*INSTRUCTIONS TO FOLLOW*
Go through the records line by line. Report how many lines contain "image", with nothing else.

*DATA SECTION*
--------------------------------
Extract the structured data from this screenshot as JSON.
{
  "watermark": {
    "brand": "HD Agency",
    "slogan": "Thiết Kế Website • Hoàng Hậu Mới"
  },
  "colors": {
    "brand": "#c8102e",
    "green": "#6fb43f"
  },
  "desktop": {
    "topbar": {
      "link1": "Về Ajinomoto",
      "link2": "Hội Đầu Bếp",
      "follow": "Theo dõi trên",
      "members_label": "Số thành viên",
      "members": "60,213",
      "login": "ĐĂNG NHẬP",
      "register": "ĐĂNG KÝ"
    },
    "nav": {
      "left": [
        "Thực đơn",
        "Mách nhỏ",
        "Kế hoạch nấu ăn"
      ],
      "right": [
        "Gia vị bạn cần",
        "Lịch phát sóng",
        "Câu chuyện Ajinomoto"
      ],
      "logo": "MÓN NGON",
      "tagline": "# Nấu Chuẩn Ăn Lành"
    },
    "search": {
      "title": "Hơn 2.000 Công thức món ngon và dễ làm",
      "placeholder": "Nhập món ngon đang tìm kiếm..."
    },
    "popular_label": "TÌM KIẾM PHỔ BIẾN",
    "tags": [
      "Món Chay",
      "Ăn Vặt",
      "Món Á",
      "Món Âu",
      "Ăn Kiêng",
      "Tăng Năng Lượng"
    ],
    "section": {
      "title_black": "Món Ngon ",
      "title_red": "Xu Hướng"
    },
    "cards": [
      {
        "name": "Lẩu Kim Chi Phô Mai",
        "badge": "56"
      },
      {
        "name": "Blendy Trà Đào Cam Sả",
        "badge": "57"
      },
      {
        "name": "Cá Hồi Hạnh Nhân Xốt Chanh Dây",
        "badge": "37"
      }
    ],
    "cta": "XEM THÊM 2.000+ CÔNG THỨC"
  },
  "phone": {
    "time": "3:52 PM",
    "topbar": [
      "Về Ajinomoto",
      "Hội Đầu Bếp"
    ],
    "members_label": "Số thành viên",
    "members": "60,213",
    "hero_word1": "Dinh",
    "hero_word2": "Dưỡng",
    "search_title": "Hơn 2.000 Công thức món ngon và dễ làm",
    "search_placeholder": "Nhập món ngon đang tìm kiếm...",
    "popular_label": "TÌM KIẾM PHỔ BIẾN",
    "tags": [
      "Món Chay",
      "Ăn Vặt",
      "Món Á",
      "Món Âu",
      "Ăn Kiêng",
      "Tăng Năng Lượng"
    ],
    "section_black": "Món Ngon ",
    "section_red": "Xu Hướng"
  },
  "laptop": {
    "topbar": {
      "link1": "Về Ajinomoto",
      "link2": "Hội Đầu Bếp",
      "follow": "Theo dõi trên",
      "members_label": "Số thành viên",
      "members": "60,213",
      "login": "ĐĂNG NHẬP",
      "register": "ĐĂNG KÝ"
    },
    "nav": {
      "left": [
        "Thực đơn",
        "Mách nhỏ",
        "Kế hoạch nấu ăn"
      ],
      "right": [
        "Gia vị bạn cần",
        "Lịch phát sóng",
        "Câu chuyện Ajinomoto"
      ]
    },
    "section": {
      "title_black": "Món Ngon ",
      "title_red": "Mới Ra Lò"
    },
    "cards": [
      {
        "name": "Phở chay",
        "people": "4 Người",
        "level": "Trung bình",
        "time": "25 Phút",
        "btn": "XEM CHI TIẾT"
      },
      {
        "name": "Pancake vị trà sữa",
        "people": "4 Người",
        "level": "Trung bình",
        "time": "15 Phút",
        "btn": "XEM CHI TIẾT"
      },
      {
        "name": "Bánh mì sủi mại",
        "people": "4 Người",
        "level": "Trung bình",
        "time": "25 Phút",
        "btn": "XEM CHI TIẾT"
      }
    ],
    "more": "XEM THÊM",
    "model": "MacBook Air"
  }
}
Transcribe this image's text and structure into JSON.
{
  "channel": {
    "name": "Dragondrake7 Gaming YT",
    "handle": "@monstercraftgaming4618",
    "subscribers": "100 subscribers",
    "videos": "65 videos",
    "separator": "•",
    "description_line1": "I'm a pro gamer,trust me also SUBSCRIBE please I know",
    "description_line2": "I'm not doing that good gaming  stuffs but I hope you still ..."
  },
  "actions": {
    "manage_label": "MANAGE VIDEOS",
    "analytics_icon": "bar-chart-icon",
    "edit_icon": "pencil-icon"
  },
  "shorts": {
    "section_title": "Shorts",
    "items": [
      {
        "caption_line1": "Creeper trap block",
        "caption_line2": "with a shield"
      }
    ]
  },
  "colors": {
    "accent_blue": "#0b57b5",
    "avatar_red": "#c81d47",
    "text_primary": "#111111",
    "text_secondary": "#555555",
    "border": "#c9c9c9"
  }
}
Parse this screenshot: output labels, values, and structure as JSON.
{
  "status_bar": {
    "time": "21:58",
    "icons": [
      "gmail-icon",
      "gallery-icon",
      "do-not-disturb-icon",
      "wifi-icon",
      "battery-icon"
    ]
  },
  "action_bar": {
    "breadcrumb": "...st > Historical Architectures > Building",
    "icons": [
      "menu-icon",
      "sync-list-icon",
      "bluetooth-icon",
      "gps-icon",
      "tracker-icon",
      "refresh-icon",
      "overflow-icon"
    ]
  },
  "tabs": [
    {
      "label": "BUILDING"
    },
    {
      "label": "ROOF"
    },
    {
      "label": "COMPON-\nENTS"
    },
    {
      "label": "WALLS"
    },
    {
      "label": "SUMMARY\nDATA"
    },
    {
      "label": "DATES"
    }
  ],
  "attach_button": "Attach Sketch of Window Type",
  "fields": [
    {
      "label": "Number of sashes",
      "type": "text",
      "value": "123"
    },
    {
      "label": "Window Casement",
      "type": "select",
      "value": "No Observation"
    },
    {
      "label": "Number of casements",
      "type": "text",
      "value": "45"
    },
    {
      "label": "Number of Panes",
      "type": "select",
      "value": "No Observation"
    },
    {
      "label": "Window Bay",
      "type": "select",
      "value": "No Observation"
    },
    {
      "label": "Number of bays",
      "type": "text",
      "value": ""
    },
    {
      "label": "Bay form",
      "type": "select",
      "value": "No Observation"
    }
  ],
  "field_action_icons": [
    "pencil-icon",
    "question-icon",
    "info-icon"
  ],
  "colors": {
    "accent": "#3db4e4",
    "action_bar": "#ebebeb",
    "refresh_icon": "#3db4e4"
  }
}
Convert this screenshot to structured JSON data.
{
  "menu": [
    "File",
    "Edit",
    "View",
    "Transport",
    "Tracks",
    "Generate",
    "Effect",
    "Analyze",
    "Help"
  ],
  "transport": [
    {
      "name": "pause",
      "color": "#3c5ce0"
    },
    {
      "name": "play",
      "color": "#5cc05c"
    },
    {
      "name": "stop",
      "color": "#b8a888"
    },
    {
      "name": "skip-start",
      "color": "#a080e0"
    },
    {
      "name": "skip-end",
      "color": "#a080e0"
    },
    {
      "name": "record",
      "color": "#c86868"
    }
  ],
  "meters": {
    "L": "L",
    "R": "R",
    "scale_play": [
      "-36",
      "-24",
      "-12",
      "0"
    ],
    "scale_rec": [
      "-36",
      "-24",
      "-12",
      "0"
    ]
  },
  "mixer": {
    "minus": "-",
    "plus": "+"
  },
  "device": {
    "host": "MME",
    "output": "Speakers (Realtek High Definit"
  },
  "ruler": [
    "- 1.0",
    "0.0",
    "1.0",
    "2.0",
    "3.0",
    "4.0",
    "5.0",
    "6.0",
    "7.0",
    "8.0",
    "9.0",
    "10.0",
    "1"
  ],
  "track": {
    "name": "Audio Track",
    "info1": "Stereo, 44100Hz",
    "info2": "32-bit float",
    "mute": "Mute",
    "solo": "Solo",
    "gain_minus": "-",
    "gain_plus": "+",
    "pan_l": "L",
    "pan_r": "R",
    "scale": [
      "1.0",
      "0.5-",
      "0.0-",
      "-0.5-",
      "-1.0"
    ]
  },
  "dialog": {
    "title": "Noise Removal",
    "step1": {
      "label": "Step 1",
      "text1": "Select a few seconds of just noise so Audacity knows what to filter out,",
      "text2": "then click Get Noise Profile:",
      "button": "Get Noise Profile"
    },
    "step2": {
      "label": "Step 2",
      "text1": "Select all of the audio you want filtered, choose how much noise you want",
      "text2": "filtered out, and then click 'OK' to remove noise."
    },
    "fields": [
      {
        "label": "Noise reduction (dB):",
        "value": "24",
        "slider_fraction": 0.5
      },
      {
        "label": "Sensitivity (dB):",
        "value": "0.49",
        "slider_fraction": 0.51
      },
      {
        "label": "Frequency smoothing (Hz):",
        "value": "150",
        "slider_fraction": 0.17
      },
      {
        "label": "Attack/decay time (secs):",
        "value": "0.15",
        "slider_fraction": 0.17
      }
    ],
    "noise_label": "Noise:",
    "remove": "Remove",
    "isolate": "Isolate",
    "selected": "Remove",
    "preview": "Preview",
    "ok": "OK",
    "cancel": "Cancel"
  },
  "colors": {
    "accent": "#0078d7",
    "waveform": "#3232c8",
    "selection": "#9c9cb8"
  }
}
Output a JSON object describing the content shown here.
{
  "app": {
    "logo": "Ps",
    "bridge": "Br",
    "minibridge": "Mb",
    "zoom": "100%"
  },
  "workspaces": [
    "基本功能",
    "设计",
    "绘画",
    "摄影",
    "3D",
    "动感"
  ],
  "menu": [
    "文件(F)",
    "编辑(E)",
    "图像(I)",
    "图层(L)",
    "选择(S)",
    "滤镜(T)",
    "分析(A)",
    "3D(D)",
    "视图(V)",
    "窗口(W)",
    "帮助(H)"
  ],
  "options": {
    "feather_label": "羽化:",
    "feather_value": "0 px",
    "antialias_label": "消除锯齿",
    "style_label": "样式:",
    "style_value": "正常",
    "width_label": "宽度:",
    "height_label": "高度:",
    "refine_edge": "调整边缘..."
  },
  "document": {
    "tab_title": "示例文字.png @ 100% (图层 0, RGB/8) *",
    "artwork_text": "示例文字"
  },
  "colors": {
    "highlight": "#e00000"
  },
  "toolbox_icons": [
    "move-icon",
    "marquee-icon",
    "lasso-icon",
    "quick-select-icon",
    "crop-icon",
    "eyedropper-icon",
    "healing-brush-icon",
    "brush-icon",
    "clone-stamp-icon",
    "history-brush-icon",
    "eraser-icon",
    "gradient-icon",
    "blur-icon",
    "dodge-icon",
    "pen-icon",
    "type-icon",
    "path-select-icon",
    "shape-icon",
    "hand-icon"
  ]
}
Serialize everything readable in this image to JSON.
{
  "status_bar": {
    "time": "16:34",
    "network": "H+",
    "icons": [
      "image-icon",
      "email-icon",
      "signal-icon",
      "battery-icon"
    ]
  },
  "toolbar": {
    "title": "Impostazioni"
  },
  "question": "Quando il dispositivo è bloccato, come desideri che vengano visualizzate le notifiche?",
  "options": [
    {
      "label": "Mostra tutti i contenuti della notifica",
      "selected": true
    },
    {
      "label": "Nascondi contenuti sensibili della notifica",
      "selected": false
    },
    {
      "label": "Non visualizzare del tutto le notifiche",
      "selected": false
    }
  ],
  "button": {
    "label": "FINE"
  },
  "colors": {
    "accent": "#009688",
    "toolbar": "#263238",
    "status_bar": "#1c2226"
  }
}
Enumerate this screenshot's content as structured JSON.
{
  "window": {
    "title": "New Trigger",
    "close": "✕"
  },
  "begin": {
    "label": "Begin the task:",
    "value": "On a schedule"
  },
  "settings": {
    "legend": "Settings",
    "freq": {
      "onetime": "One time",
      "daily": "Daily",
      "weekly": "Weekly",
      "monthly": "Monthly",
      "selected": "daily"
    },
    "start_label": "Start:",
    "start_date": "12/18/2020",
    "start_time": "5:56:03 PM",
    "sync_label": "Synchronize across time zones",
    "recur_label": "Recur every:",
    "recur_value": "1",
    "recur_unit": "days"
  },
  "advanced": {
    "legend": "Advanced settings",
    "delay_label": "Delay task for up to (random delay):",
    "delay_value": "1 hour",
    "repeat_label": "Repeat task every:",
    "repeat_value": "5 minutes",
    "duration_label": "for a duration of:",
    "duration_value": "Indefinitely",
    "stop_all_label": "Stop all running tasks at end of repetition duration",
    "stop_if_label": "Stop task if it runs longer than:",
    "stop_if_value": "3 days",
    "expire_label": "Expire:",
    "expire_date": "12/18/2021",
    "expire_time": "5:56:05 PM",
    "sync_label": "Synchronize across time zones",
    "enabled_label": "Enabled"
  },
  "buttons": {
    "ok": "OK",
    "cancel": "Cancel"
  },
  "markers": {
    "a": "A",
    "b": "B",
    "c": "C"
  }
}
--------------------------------
*TASK RESULT*
3